- Long-term post-biostimulation removal of U(VI): Long-term post-biostimulation removal of U(VI) is dependent on ferrous sulfide minerals precipitated during sulfate reduction. After cessation of acetate amendment, these minerals become electron donors for a post-biostimulation microbial community capable of using low ambient concentrations of oxygen and nitrate as terminal electron acceptors. U(VI) is sorbed on to 1) biopolymers specific to the post-biostimulation microbial consortia, and 2) the freshly oxidized Fe(III) mineral surfaces.
- Rates of natural bioreduction: Slow, naturally occurring rates of microbially mediated U(VI) reduction can be estimated (low, medium, high) using molecular biomarkers in Rifle samples by comparing the lowest acetate amendment in Hypothesis 1 with samples from other Rifle locations with no electron donor amendment.
- Each of these hypotheses will be addressed by a combination of laboratory and field experiments or field sampling and will use the approaches and techniques listed in the adjacent box.
Innovative Approaches and Techniques
- Protein expression in column and field experiments.
13C labeling and fieldable DNA/RNA chip arrays.
- Detailed analysis of mineralogic changes during in situ biostimulation.
- Lab and field sorption experiments under reducing conditions.
- Geophysical monitoring of subsurface TEAPs (especially ERT, complex resistivity).
- Detailed real-time monitoring of hydraulic conductivity before, during, and after biostimulation.
- Cellularly adsorptive tracers (CATs).
- Integration of diverse data-sets via joint inversion for spatial distribution of key properties.
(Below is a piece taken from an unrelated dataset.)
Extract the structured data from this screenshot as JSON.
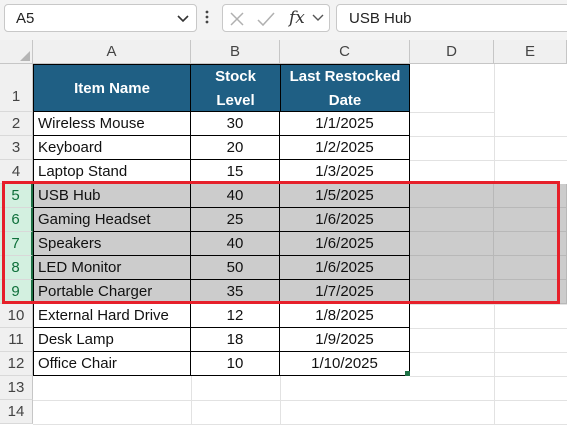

- Biogeochemical reactive transport modeling, and multiphase, density, and mechanistic processes.